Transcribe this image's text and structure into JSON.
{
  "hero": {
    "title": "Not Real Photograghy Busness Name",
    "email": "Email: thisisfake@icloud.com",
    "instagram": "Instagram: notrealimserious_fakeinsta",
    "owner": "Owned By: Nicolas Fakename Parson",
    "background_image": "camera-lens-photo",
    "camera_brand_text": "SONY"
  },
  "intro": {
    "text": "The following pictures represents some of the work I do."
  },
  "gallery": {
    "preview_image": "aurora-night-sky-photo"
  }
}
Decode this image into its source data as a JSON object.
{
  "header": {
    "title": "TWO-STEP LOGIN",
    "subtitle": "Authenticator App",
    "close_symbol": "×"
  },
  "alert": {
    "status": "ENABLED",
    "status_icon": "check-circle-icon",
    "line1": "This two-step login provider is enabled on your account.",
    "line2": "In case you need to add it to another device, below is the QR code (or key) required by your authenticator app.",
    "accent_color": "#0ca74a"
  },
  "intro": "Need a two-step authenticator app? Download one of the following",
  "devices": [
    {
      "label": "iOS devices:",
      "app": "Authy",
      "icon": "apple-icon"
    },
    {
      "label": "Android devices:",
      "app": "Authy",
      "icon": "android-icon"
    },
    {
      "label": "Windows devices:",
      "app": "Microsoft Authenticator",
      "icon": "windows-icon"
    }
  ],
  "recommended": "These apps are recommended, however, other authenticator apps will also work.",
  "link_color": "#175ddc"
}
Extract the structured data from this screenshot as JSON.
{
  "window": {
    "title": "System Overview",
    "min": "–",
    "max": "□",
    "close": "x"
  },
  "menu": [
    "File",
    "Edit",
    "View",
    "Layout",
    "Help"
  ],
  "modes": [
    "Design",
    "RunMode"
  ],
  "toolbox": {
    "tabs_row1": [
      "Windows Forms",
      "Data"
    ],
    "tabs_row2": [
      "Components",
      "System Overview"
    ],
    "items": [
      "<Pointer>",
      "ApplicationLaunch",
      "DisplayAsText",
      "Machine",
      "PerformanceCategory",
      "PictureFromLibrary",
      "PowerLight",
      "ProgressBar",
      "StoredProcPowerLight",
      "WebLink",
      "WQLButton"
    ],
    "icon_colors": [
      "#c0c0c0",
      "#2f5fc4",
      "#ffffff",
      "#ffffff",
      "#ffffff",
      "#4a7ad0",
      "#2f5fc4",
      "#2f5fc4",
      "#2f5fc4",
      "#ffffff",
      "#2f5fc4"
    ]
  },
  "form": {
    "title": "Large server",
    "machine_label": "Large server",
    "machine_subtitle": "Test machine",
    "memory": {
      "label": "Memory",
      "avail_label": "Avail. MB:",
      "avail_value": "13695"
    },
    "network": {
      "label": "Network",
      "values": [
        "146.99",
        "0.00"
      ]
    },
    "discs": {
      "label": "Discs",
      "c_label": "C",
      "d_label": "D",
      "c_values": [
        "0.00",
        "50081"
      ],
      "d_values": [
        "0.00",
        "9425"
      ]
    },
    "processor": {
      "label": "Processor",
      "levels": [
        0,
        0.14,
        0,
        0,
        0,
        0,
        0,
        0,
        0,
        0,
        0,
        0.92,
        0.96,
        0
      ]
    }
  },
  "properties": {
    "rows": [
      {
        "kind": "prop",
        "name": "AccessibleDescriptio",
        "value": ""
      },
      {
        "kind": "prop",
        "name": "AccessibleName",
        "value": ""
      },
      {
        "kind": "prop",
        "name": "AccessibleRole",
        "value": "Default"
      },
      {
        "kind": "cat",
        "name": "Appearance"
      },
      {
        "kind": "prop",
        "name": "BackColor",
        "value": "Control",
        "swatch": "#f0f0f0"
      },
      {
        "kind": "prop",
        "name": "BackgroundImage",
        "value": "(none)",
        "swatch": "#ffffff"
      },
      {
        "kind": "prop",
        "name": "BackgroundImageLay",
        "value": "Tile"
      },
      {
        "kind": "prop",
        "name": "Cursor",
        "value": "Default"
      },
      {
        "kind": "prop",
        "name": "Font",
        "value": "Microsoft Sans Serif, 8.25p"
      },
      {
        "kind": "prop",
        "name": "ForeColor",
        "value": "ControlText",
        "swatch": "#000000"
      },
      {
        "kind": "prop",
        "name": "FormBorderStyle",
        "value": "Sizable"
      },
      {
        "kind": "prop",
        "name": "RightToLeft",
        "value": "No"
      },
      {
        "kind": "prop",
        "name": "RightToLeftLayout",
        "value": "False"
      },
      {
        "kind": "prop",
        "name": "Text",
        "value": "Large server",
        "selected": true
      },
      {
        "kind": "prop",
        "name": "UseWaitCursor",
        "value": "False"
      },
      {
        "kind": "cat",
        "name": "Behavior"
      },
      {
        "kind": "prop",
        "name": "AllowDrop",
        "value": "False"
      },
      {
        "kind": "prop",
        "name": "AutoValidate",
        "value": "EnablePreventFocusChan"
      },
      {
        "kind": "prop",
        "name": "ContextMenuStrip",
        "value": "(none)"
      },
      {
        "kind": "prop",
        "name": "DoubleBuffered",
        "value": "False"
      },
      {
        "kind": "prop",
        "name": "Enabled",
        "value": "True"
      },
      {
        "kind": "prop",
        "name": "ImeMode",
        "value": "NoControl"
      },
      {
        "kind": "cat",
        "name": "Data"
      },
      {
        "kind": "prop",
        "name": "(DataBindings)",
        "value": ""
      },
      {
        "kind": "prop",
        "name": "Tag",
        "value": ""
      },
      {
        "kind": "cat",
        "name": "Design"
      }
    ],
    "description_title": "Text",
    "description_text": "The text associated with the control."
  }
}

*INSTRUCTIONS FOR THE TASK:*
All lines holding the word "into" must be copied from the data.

*EXPECTED ANSWER:*
Transcribe this image's text and structure into JSON.
Decode this image into its source data as a JSON object.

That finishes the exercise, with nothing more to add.